ONCE marginal state seats along the “sandbelt” in Mordialloc, Carrum, and Frankston have seen huge swings towards Labor in Saturday’s state election.
Carrum MP Sonya Kilkenny maintained her hold on Carrum, after easily defeating the former member, Liberal Donna Bauer.
Ms Bauer held the seat until the 2014 election, when she was narrowly defeated by Ms Kilkenny with a gap of just 1.4 percent separating the two
A massive 11.7 percent swing towards the Labor Party saw the difference widen to 24.8 percent in Carrum at the close of counting on election night. With a swing of more than 10 percent needed to change the result, Ms Kilkenny will be considered sitting in a safe seat going into the next election.
Ms Kilkenny took to Facebook to thank her supporters.
“Your support has been overwhelming and means everything to me,” she said.
“Thank you for giving me the incredible opportunity to work for you for another four years. Together, we’ll keep getting things done.”
Mordialloc will also become a safe Labor seat, after Labor MP Tim Richardson consolidated his position with a big win over Kingston councillor and Liberal candidate Geoff Gledhill.
With 77.3 percent of the vote counted from this weekend, Mr Richardson had widened the gap from 4.2 percent in 2014 to 29.5 percent on a two party preferred basis.
“To be re-elected as the Member for Mordialloc is a profound privilege. The people of Mordialloc have put their trust in me and Andrews Labor Government for a second time, and I intend to live up to that trust once again,” Mr Richardson said.
“I got back to work on the Monday after the election with a clear plan to get things done. The Mordialloc Freeway will be out to tender shortly, our work to remove the Level Crossings in Cheltenham and Mentone will start in December, and the Level Crossing removals at Edithvale, Chelsea, and Bonbeach will begin next year.”
The results for Mr Richardson in Mordialloc and Ms Kilkenny in Carrum were two of a large number of impressive Labor wins across Victoria on Saturday night.
Frankston MP Paul Edbrooke also comfortably defeated Liberal candidate Michael Lamb to book a second term as the member for Frankston.

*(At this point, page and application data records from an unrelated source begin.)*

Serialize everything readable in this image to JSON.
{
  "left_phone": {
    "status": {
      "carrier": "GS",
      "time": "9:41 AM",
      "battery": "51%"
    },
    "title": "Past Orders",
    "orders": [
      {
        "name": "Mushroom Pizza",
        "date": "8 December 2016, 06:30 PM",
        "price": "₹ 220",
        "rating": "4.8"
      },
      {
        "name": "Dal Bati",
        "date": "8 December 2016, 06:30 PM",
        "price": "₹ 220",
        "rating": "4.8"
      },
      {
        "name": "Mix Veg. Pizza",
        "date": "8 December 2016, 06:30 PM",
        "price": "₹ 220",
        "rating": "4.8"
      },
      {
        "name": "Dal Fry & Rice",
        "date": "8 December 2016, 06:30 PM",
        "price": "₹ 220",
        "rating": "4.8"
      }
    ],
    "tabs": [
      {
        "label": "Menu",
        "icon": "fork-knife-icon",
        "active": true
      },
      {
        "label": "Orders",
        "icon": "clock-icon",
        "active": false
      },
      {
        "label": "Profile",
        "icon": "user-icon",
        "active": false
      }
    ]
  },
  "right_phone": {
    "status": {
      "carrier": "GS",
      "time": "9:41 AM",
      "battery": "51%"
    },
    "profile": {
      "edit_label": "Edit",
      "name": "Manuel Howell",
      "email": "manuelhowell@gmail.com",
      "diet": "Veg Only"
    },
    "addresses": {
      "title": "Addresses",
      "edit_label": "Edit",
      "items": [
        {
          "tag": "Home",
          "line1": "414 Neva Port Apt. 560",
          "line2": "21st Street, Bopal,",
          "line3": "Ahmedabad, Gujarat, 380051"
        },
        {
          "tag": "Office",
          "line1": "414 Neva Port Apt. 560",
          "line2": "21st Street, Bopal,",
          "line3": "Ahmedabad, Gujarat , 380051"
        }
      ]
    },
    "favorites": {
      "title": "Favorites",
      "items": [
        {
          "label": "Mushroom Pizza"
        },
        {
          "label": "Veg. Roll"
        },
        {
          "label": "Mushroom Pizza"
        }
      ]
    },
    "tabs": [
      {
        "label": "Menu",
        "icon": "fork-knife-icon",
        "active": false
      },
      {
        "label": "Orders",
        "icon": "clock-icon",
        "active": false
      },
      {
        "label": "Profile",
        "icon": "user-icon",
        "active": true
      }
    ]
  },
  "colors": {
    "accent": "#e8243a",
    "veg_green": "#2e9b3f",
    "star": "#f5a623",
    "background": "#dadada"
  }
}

With 72.8 percent of the vote counted, a close to 10 percent swing towards the Labor party in Frankston had been recorded. The difference between both major parties stood at 1 percent in the 2014 election, it currently stands at 20 percent.
Heading into the election the seat was Labor’s most marginal. Remarkably, given a swing of 10 percent would be required to swing the result, the Australian Electoral Commission would consider Frankston a safe seat if the result remains unchanged.
The main event pledge of Mr Edbrooke’s campaign was the commitment of $562 million of state government funds to expand Frankston Hospital.
“We’ve already got the planning for the hospital, hopefully by the start of next year we’ve started construction, and before the next election we hope to have it constructed. What we’ve heard over the last four years is what we’ve been doing is great, new stations, Overton Road, Chisholm TAFE, school investment. But they want more resources at the hospital so people in Frankston and on the peninsula don’t have to go all the way to the Monash on the weekend if their kid gets a bump on the head,” Mr Edbrooke said.
“It’s a great endorsement that people in Frankston want to be listened to. They want their opinions taken into account. They want Frankston to be at the forefront of state politics, which we’ve done over the last four years. This is an indictment that people in Frankston won’t be scared into voting for people.”
Shock results also occurred south of the sandbelt, where three safe Liberal seats on the Mornington Peninsula face strong surprise challenges from the Labor party.
Labor candidate Chris Brayne holds a narrow lead over Liberal candidate Russell Joseph in the safe Liberal seat of Nepean, and could be set to claim a shock win.